All Saints Day Lesson Plan Grades 1-3


Enjoy this All Saints Day lesson plan, suitable for children in grades 1–3.


The children will

  • identify saints as those who have died and now live with God in heaven.

  • recognize that we celebrate the feast of All Saints every November 1.

  • see the saints as examples of how we can live our lives.


Student Handout A (Some of Our Special Friends in Heaven)

Student Handout B (Prayer Service)

Family Handout (Favorite Family Saints)

Book of saints


Initiate a brief discussion about Halloween. Ask: Does anyone know why we celebrate Halloween on October 31? (It is the day before All Saints Day.) If the children are not sure, say: I will write a hint on the board. Write “All Hallow’s Eve.” Say: This is where the name Halloween comes from. Does anyone know what hallow means? (holy) Say: A hallowed person is another name for a saint. We call October 31 All Hallow’s Eve because it is the eve of All Saints Day, which is November 1.


Explain the reason for celebrating the feast of All Saints. Say: November 1 is a special day called the feast of All Saints. It is the day the Church celebrates with all the people who have died and are now with God in heaven. We go to Mass and remember that all these holy people are happy with God.

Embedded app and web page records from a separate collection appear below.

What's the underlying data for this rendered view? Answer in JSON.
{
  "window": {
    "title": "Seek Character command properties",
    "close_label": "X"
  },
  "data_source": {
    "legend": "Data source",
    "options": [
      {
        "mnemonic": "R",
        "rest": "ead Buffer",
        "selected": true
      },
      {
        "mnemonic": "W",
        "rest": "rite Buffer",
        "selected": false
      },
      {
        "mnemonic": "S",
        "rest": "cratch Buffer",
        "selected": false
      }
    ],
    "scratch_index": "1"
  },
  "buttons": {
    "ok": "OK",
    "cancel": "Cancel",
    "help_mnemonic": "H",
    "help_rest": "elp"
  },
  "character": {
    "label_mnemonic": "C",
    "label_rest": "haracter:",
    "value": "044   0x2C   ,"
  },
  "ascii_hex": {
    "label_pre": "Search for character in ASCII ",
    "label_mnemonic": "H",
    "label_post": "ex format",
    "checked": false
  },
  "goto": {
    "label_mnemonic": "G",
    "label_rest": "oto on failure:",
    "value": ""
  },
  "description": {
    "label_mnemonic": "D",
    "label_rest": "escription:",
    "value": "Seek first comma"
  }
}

Then say: Everyone who has lived and died in Jesus’ love is a saint. Some of these people are members of our family, our friends, and our neighbors. We do not know the names of all the saints. Some of these people were so much like Jesus that after they died, the Church said they were definitely in heaven. Do you know the names of some of these saints? (Answers will vary.)

Distribute Student Handout A (Some of Our Special Friends in Heaven), and guide the children in completing it.

Tell the children about patron saints. Say: When we think of the saints in heaven, we think of saints who are special to us. Many people are named for special saints. For example, if someone’s name is Elizabeth or Francis, his or her patron saint would be Saint Elizabeth or Saint Francis. If you have a saint’s name or a favorite saint, share a story with the children about that saint. Ask the children to tell you any saint names they would like you to look up in the book of saints that you brought. Look up the names and read the stories aloud.

Help the children understand that we are all saints-in-the-making. Say: Saints are people who love Jesus and share his love with others. We can all live like the saints even while we are still on earth. Who can think of one way to live like a saint at home? at school? in your neighborhood? When the children have given examples, say: God calls each of us to be saints. We become saints by doing things like those we just mentioned. Then when we die, we will live with God in heaven.


Point out how the saints were people just like us. Say: Saints were people just like us. They felt hungry, tired, angry, and disappointed sometimes, just as we do. But the saints did difficult things even when they didn’t want to because they loved God. Think of one thing you will do today because you love God. [Pause] In your heart, promise God that you will do it even if it is hard.

Lead the children in prayer using Student Handout B (Prayer Service).

Family Component

Print out the handout Family Handout (Favorite Family Saints) and have the children take it home to share with their families.

Enriching the Faith Experience

  • Teach the children the song “When the Saints Go Marching In.”

  • Prepare a Litany of the Saints using the children’s patron saints.

  • Let the children act out skits about some of their favorite saints.